Letter

A planetary system around the millisecond pulsar PSR1257 + 12

Received:
Accepted:
Published online:

Abstract

MILLISECOND radio pulsars, which are old (109yr), rapidly rotating neutron stars believed to be spun up by accretion of matter from their stellar companions, are usually found in binary systems with other degenerate stars1. Using the 305-m Arecibo radiotelescope to make precise timing measurements of pulses from the recently discovered 6.2-ms pulsar PSR1257 +12 (ref. 2), we demonstrate that, rather than being associated with a stellar object, the pulsar is orbited by two or more planet-sized bodies. The planets detected so far have masses of at least 2.8 M and 3.4 M where M is the mass of the Earth. Their respective distances from the pulsar are 0.47 AU and 0.36 AU, and they move in almost circular orbits with periods of 98.2 and 66.6 days. Observations indicate that at least one more planet may be present in this system. The detection of a planetary system around a nearby (500 pc), old neutron star, together with the recent report on a planetary companion to the pulsar PSR1829–10 (ref. 3) raises the tantalizing possibility that a non-negligible fraction of neutron stars observable as radio pulsars may be orbited by planet-like bodies.

  • Subscribe to Nature for full access:

    $199

    Subscribe

Additional access options:

Already a subscriber?  Log in  now or  Register  for online access.

References

  1. 1.

    & Phys. Rep. 203, 1–124 (1991).

  2. 2.

    IAU Circ. No. 5073 (1990).

  3. 3.

    , & Nature 352, 311–313 (1991).

  4. 4.

    Nature 350, 688–690 (1991).

  5. 5.

    & Astrophys. J. 345, 434–450 (1989).

  6. 6.

    , , & Nature 315, 547–550 (1985).

  7. 7.

    , & Astrophys. J. 311, 197–213 (1986).

  8. 8.

    , & Nature 333, 237–239 (1988).

  9. 9.

    et al. Nature 347, 650–652 (1990).

  10. 10.
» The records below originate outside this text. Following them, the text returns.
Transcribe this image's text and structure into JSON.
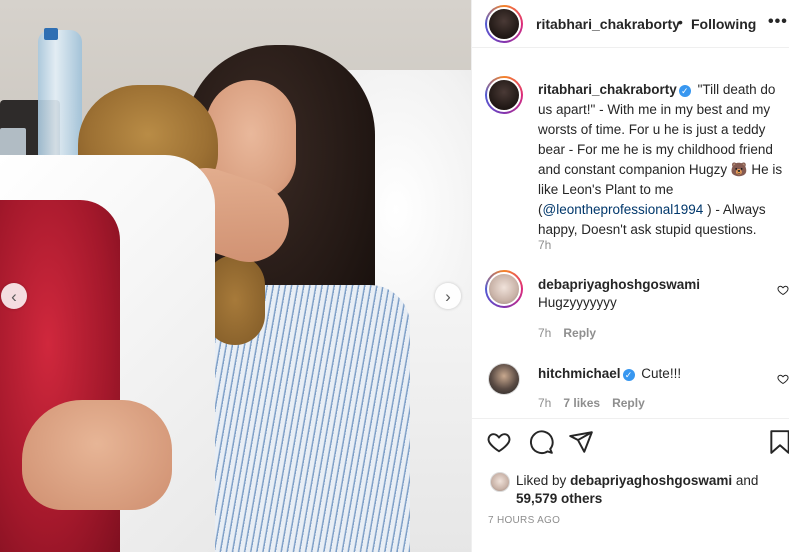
{
  "post": {
    "author": "ritabhari_chakraborty",
    "follow_state": "Following",
    "header_separator": "•",
    "more_label": "•••"
  },
  "caption": {
    "username": "ritabhari_chakraborty",
    "verified_mark": "✓",
    "text_part1": "\"Till death do us apart!\" - With me in my best and my worsts of time. For u he is just a teddy bear - For me he is my childhood friend and constant companion Hugzy 🐻 He is like Leon's Plant to me (",
    "mention": "@leontheprofessional1994",
    "text_part2": " ) - Always happy, Doesn't ask stupid questions.",
    "time": "7h"
  },
  "comments": [
    {
      "username": "debapriyaghoshgoswami",
      "text": "Hugzyyyyyyy",
      "time": "7h",
      "reply_label": "Reply"
    },
    {
      "username": "hitchmichael",
      "verified_mark": "✓",
      "text": "Cute!!!",
      "time": "7h",
      "likes": "7 likes",
      "reply_label": "Reply"
    }
  ],
  "carousel": {
    "prev_glyph": "‹",
    "next_glyph": "›"
  },
  "likes": {
    "prefix": "Liked by",
    "user": "debapriyaghoshgoswami",
    "conj": "and",
    "others": "59,579 others"
  },
  "timestamp": "7 HOURS AGO",
  "icons": [
    "heart-icon",
    "comment-icon",
    "share-icon",
    "bookmark-icon",
    "more-icon",
    "chevron-left-icon",
    "chevron-right-icon"
  ],
  "colors": {
    "text": "#262626",
    "muted": "#8e8e8e",
    "verified": "#3897f0",
    "mention": "#00376b"
  }
}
    Astrophys. J. 214, 251–260 (1977).

  11. 11.

    , & Astrophys. J. 348, 226–231 (1990).

  12. 12.

    Ann. Rev. Astr. Astrophys. 14, 215–246 (1976).

  13. 13.
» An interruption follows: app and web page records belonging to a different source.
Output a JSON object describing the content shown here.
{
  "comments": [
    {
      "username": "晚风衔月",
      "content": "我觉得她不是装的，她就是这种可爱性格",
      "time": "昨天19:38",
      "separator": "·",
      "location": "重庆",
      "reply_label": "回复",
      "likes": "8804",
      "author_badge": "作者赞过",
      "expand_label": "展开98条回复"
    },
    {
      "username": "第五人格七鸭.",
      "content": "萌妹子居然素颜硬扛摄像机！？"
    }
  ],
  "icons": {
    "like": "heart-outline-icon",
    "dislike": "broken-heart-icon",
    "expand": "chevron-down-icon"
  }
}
    & Nature 319, 115–120 (1986).

  14. 14.

    in Mercury (eds Vilas, F., Chapman, C. R. & Matthews, M. S.) 59–76 (University of Arizona Press, Tucson, 1988).

  15. 15.

    , , & Astrophys. J. 160, L1–6 (1970).

  16. 16.

    & Nature 282, 383–385 (1979).

  17. 17.

    , & Nature 352, 783–784 (1991).

  18. 18.

    & Nature 353, 801–801 (1991).

  19. 19.

    , & Nature 353, 827–829 (1991).

  20. 20.

    Nature 353, 829–831 (1991).

  21. 21.

    , , & Cornell Univ. preprint (1991).

  22. 22.

    Mon. Not. R. astr. Soc. 224, 107–130 (1987).

  23. 23.

    , & Astrophys. J. 29, 223–241 (1979).

  24. 24.

    & Acta Astr. 31, 13–24 (1981).

  25. 25.

    & Astrophys. J. 380, 557–563 (1991).

  26. 26.

    Space Sci. Rev. 25, 35–81 (1980).

Download references

Author information

Affiliations

  1. National Astronomy and Ionosphere Center, Arecibo Observatory, Arecibo, Puerto Rico 00613, USA

    • A. Wolszczan
  2. National Radio Astronomy Observatory, Socorro, New Mexico 87801, USA

    • D. A. Frail

Authors

  1. Search for A. Wolszczan in:

  2. Search for D. A. Frail in:

Comments

By submitting a comment you agree to abide by our Terms and Community Guidelines. If you find something abusive or that does not comply with our terms or guidelines please flag it as inappropriate.